> _What the task asks_
Go through the data below and copy it exactly, skipping every picture.
-- Task material follows --
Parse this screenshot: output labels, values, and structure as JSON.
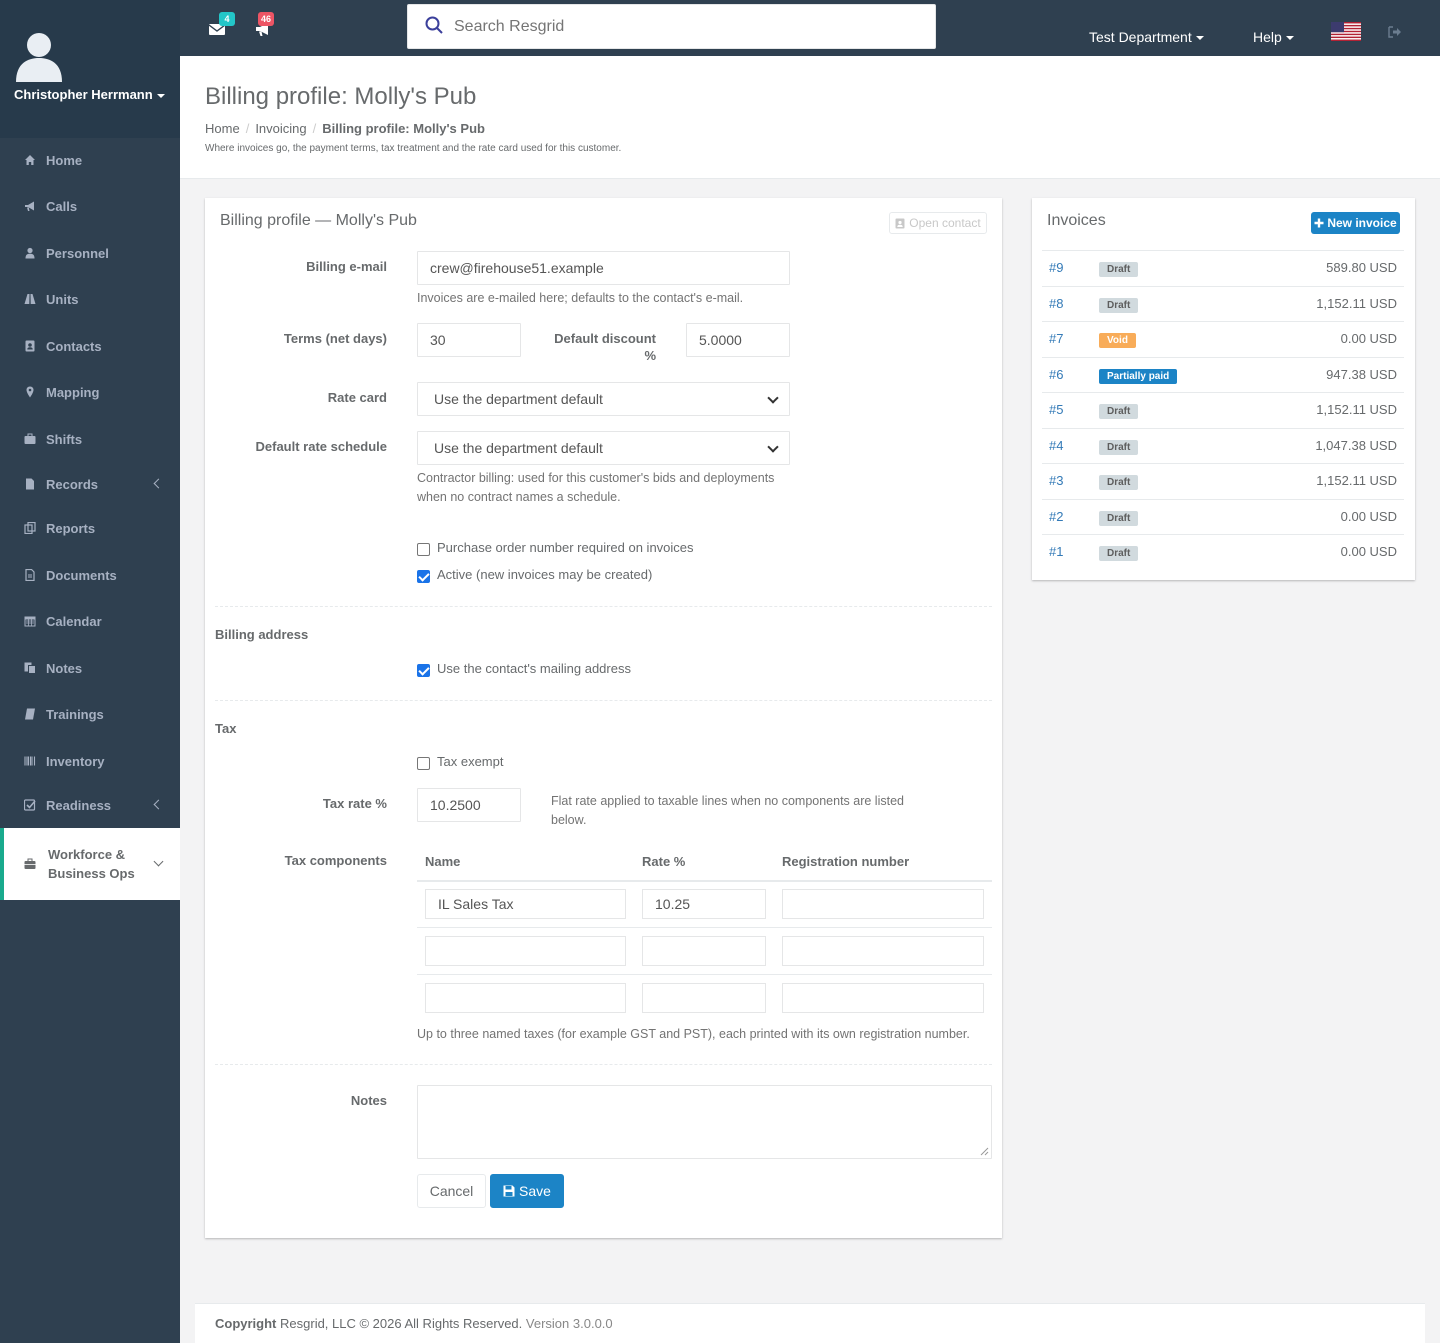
{
  "user": {
    "name": "Christopher Herrmann"
  },
  "topbar": {
    "mail_count": "4",
    "notif_count": "46",
    "search_placeholder": "Search Resgrid",
    "department": "Test Department",
    "help": "Help"
  },
  "nav": [
    {
      "label": "Home",
      "icon": "home-icon"
    },
    {
      "label": "Calls",
      "icon": "bullhorn-icon"
    },
    {
      "label": "Personnel",
      "icon": "user-icon"
    },
    {
      "label": "Units",
      "icon": "road-icon"
    },
    {
      "label": "Contacts",
      "icon": "address-book-icon"
    },
    {
      "label": "Mapping",
      "icon": "map-marker-icon"
    },
    {
      "label": "Shifts",
      "icon": "briefcase-icon"
    },
    {
      "label": "Records",
      "icon": "file-icon"
    },
    {
      "label": "Reports",
      "icon": "reports-icon"
    },
    {
      "label": "Documents",
      "icon": "document-icon"
    },
    {
      "label": "Calendar",
      "icon": "calendar-icon"
    },
    {
      "label": "Notes",
      "icon": "notes-icon"
    },
    {
      "label": "Trainings",
      "icon": "book-icon"
    },
    {
      "label": "Inventory",
      "icon": "barcode-icon"
    },
    {
      "label": "Readiness",
      "icon": "check-square-icon"
    },
    {
      "label": "Workforce & Business Ops",
      "icon": "briefcase-icon"
    }
  ],
  "page": {
    "title": "Billing profile: Molly's Pub",
    "breadcrumb": [
      "Home",
      "Invoicing",
      "Billing profile: Molly's Pub"
    ],
    "description": "Where invoices go, the payment terms, tax treatment and the rate card used for this customer."
  },
  "form": {
    "title": "Billing profile — Molly's Pub",
    "open_contact": "Open contact",
    "billing_email_label": "Billing e-mail",
    "billing_email_value": "crew@firehouse51.example",
    "billing_email_help": "Invoices are e-mailed here; defaults to the contact's e-mail.",
    "terms_label": "Terms (net days)",
    "terms_value": "30",
    "discount_label_1": "Default discount",
    "discount_label_2": "%",
    "discount_value": "5.0000",
    "rate_card_label": "Rate card",
    "rate_card_value": "Use the department default",
    "rate_schedule_label": "Default rate schedule",
    "rate_schedule_value": "Use the department default",
    "rate_schedule_help_1": "Contractor billing: used for this customer's bids and deployments",
    "rate_schedule_help_2": "when no contract names a schedule.",
    "po_required_label": "Purchase order number required on invoices",
    "po_required": false,
    "active_label": "Active (new invoices may be created)",
    "active": true,
    "billing_address_heading": "Billing address",
    "use_mailing_label": "Use the contact's mailing address",
    "use_mailing": true,
    "tax_heading": "Tax",
    "tax_exempt_label": "Tax exempt",
    "tax_exempt": false,
    "tax_rate_label": "Tax rate %",
    "tax_rate_value": "10.2500",
    "tax_rate_help_1": "Flat rate applied to taxable lines when no components are listed",
    "tax_rate_help_2": "below.",
    "tax_components_label": "Tax components",
    "tax_columns": [
      "Name",
      "Rate %",
      "Registration number"
    ],
    "tax_components": [
      {
        "name": "IL Sales Tax",
        "rate": "10.25",
        "registration": ""
      },
      {
        "name": "",
        "rate": "",
        "registration": ""
      },
      {
        "name": "",
        "rate": "",
        "registration": ""
      }
    ],
    "tax_components_help": "Up to three named taxes (for example GST and PST), each printed with its own registration number.",
    "notes_label": "Notes",
    "notes_value": "",
    "cancel": "Cancel",
    "save": "Save"
  },
  "invoices": {
    "title": "Invoices",
    "new_button": "New invoice",
    "items": [
      {
        "number": "#9",
        "status": "Draft",
        "amount": "589.80 USD"
      },
      {
        "number": "#8",
        "status": "Draft",
        "amount": "1,152.11 USD"
      },
      {
        "number": "#7",
        "status": "Void",
        "amount": "0.00 USD"
      },
      {
        "number": "#6",
        "status": "Partially paid",
        "amount": "947.38 USD"
      },
      {
        "number": "#5",
        "status": "Draft",
        "amount": "1,152.11 USD"
      },
      {
        "number": "#4",
        "status": "Draft",
        "amount": "1,047.38 USD"
      },
      {
        "number": "#3",
        "status": "Draft",
        "amount": "1,152.11 USD"
      },
      {
        "number": "#2",
        "status": "Draft",
        "amount": "0.00 USD"
      },
      {
        "number": "#1",
        "status": "Draft",
        "amount": "0.00 USD"
      }
    ]
  },
  "colors": {
    "sidebar": "#2f4050",
    "accent": "#1c84c6",
    "draft_badge": "#d1dade",
    "void_badge": "#f8ac59",
    "partial_badge": "#1c84c6"
  },
  "footer": {
    "copyright_bold": "Copyright",
    "copyright": "Resgrid, LLC © 2026 All Rights Reserved.",
    "version": "Version 3.0.0.0"
  }
}
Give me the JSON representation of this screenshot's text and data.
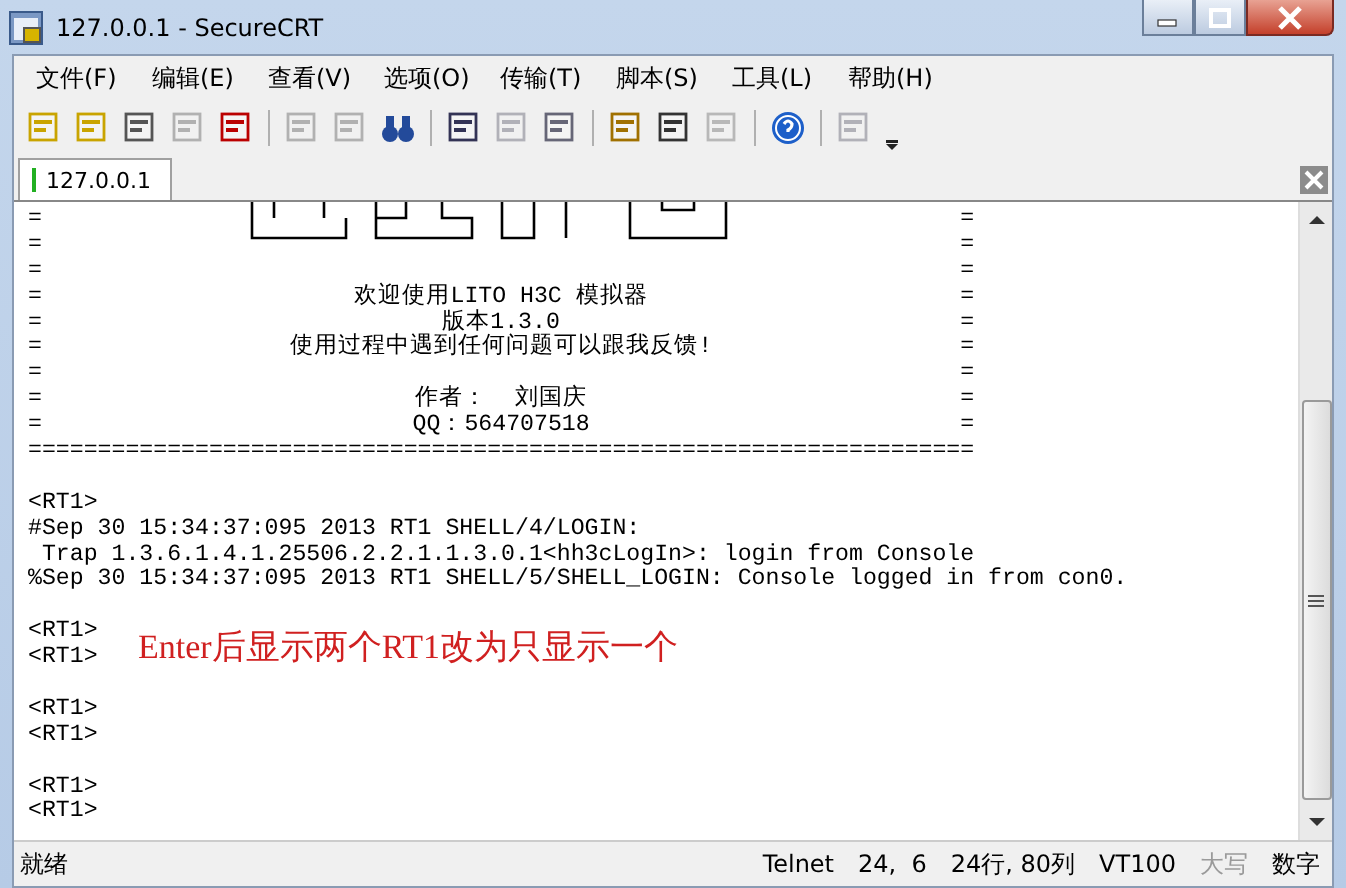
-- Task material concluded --
> _Answer_
Parse this screenshot: output labels, values, and structure as JSON.
{
  "user": {
    "name": "Christopher Herrmann"
  },
  "topbar": {
    "mail_count": "4",
    "notif_count": "46",
    "search_placeholder": "Search Resgrid",
    "department": "Test Department",
    "help": "Help"
  },
  "nav": [
    {
      "label": "Home",
      "icon": "home-icon"
    },
    {
      "label": "Calls",
      "icon": "bullhorn-icon"
    },
    {
      "label": "Personnel",
      "icon": "user-icon"
    },
    {
      "label": "Units",
      "icon": "road-icon"
    },
    {
      "label": "Contacts",
      "icon": "address-book-icon"
    },
    {
      "label": "Mapping",
      "icon": "map-marker-icon"
    },
    {
      "label": "Shifts",
      "icon": "briefcase-icon"
    },
    {
      "label": "Records",
      "icon": "file-icon"
    },
    {
      "label": "Reports",
      "icon": "reports-icon"
    },
    {
      "label": "Documents",
      "icon": "document-icon"
    },
    {
      "label": "Calendar",
      "icon": "calendar-icon"
    },
    {
      "label": "Notes",
      "icon": "notes-icon"
    },
    {
      "label": "Trainings",
      "icon": "book-icon"
    },
    {
      "label": "Inventory",
      "icon": "barcode-icon"
    },
    {
      "label": "Readiness",
      "icon": "check-square-icon"
    },
    {
      "label": "Workforce & Business Ops",
      "icon": "briefcase-icon"
    }
  ],
  "page": {
    "title": "Billing profile: Molly's Pub",
    "breadcrumb": [
      "Home",
      "Invoicing",
      "Billing profile: Molly's Pub"
    ],
    "description": "Where invoices go, the payment terms, tax treatment and the rate card used for this customer."
  },
  "form": {
    "title": "Billing profile — Molly's Pub",
    "open_contact": "Open contact",
    "billing_email_label": "Billing e-mail",
    "billing_email_value": "crew@firehouse51.example",
    "billing_email_help": "Invoices are e-mailed here; defaults to the contact's e-mail.",
    "terms_label": "Terms (net days)",
    "terms_value": "30",
    "discount_label_1": "Default discount",
    "discount_label_2": "%",
    "discount_value": "5.0000",
    "rate_card_label": "Rate card",
    "rate_card_value": "Use the department default",
    "rate_schedule_label": "Default rate schedule",
    "rate_schedule_value": "Use the department default",
    "rate_schedule_help_1": "Contractor billing: used for this customer's bids and deployments",
    "rate_schedule_help_2": "when no contract names a schedule.",
    "po_required_label": "Purchase order number required on invoices",
    "po_required": false,
    "active_label": "Active (new invoices may be created)",
    "active": true,
    "billing_address_heading": "Billing address",
    "use_mailing_label": "Use the contact's mailing address",
    "use_mailing": true,
    "tax_heading": "Tax",
    "tax_exempt_label": "Tax exempt",
    "tax_exempt": false,
    "tax_rate_label": "Tax rate %",
    "tax_rate_value": "10.2500",
    "tax_rate_help_1": "Flat rate applied to taxable lines when no components are listed",
    "tax_rate_help_2": "below.",
    "tax_components_label": "Tax components",
    "tax_columns": [
      "Name",
      "Rate %",
      "Registration number"
    ],
    "tax_components": [
      {
        "name": "IL Sales Tax",
        "rate": "10.25",
        "registration": ""
      },
      {
        "name": "",
        "rate": "",
        "registration": ""
      },
      {
        "name": "",
        "rate": "",
        "registration": ""
      }
    ],
    "tax_components_help": "Up to three named taxes (for example GST and PST), each printed with its own registration number.",
    "notes_label": "Notes",
    "notes_value": "",
    "cancel": "Cancel",
    "save": "Save"
  },
  "invoices": {
    "title": "Invoices",
    "new_button": "New invoice",
    "items": [
      {
        "number": "#9",
        "status": "Draft",
        "amount": "589.80 USD"
      },
      {
        "number": "#8",
        "status": "Draft",
        "amount": "1,152.11 USD"
      },
      {
        "number": "#7",
        "status": "Void",
        "amount": "0.00 USD"
      },
      {
        "number": "#6",
        "status": "Partially paid",
        "amount": "947.38 USD"
      },
      {
        "number": "#5",
        "status": "Draft",
        "amount": "1,152.11 USD"
      },
      {
        "number": "#4",
        "status": "Draft",
        "amount": "1,047.38 USD"
      },
      {
        "number": "#3",
        "status": "Draft",
        "amount": "1,152.11 USD"
      },
      {
        "number": "#2",
        "status": "Draft",
        "amount": "0.00 USD"
      },
      {
        "number": "#1",
        "status": "Draft",
        "amount": "0.00 USD"
      }
    ]
  },
  "colors": {
    "sidebar": "#2f4050",
    "accent": "#1c84c6",
    "draft_badge": "#d1dade",
    "void_badge": "#f8ac59",
    "partial_badge": "#1c84c6"
  },
  "footer": {
    "copyright_bold": "Copyright",
    "copyright": "Resgrid, LLC © 2026 All Rights Reserved.",
    "version": "Version 3.0.0.0"
  }
}
Give me the JSON representation of this screenshot's text and data.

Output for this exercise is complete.